There are things I know a good deal about – teaching, computers, Mathematics, photography and so on. You could say I am an expert in those fields. If I say something about, say, how to interest girls in ICT, you might listen to me because you know I had 40 years doing just that. If Mr Trump listens to his experts on a topic, then makes decisions, informed decisions, on something and perhaps tweets about it, then, if we now he has distilled the advice from his helpers, we may take notice.

The problem is that anyone can give their opinions. All you need is a bit of cheap technology and access to the Web. You don’t even have to be able to spell.

Is spelling important? Well, yes it is. If the topic is important, then writing about it in reasonably intelligible English shows that the author is treating it as important. Correct spelling gives you an extra air of confidence about the whole business. I do appreciate that there are trivial topics (like the music of Lil Wayne) where perfect grammar and spelling are not important. but if you read a declaration of war between the USA and North Korea that was full of errors, you would be inclined to wonder if it was fake (assuming you noticed them, of course).

I used to work at a school where e-mail was the preferred method of communication. All the deputy heads seemed to be dyslexic, and the head teacher simply did not care and would send of messages that were often so hard to understand that you gave up.

What makes it hard on the Web is that the good posts, blogs, tweets whatever are often lost in all the noise.

Mr Trump knows this, of course. He knows that if something is getting a bit sticky for him, he can change the topic, send out a number of tweets and we are all distracted and forget the rest. Trump’s tweets have grammatical and spelling errors in. People retweet them, sometimes because they think they agree with what he says, often because they are hilarious and meaningless.
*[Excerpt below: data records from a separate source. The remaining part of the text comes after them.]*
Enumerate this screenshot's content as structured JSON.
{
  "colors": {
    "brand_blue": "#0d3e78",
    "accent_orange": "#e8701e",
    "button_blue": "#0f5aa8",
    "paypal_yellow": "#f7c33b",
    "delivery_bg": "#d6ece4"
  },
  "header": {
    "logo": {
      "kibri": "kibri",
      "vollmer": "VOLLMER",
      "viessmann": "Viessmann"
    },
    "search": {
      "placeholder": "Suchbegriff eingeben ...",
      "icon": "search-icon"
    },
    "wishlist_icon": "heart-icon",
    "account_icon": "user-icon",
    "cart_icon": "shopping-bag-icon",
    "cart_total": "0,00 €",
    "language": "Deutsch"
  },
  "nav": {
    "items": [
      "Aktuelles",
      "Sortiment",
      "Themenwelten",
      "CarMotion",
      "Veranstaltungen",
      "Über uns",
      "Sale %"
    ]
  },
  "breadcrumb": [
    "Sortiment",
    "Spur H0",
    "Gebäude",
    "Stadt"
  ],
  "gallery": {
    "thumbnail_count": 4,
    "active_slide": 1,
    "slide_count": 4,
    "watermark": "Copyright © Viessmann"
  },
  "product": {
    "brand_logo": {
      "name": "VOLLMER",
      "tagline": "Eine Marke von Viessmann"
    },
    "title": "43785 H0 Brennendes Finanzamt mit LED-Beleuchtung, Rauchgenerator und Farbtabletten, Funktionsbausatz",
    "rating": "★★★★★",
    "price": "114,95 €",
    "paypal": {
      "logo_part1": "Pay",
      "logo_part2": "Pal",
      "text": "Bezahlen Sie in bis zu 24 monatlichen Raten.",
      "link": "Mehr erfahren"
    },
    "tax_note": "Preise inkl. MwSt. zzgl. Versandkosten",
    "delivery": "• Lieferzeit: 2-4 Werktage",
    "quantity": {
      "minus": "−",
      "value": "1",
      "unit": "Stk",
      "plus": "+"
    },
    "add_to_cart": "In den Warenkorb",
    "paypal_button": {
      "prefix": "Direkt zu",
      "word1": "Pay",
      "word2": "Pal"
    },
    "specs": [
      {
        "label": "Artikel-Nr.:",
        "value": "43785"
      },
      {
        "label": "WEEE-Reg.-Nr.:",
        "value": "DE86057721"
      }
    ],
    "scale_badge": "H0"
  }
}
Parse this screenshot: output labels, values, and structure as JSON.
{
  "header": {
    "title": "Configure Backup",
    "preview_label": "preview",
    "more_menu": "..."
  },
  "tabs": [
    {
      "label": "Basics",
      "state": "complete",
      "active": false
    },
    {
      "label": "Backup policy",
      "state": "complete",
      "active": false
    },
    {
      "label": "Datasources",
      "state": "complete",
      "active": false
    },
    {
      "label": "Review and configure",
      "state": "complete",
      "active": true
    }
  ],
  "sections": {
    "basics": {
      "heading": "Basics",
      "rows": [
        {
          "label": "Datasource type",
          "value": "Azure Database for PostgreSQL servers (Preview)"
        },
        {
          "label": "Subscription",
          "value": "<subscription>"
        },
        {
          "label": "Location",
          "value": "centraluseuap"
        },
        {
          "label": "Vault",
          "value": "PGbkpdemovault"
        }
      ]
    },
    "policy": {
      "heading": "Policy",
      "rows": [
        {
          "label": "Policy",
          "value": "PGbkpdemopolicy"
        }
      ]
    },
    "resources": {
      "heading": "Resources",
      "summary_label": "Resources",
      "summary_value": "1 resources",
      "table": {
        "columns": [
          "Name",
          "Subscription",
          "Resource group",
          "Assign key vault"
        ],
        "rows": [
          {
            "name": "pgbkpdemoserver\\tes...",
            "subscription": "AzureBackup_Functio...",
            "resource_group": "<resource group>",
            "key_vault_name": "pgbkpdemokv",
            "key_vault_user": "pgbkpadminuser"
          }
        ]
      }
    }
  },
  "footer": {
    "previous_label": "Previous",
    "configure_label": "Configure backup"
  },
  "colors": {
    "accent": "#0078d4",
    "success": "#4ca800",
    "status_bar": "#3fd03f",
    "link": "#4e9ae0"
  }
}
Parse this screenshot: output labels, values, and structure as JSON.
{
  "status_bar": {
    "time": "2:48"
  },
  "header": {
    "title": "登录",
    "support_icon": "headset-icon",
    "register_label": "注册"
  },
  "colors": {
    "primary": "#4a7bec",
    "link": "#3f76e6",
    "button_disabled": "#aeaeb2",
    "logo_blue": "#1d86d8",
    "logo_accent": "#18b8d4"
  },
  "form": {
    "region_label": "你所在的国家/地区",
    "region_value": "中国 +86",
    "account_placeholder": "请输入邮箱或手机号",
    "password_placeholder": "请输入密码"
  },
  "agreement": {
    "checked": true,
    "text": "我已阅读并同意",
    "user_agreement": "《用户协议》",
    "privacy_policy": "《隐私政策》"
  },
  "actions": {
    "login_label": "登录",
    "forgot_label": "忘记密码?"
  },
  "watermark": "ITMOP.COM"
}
Mr Trump or his helpers can then say, look, everyone is talking about so-and-so (eg Mr Trump is the greatest president who has ever lived).

Which, I am fairly sure, he is not.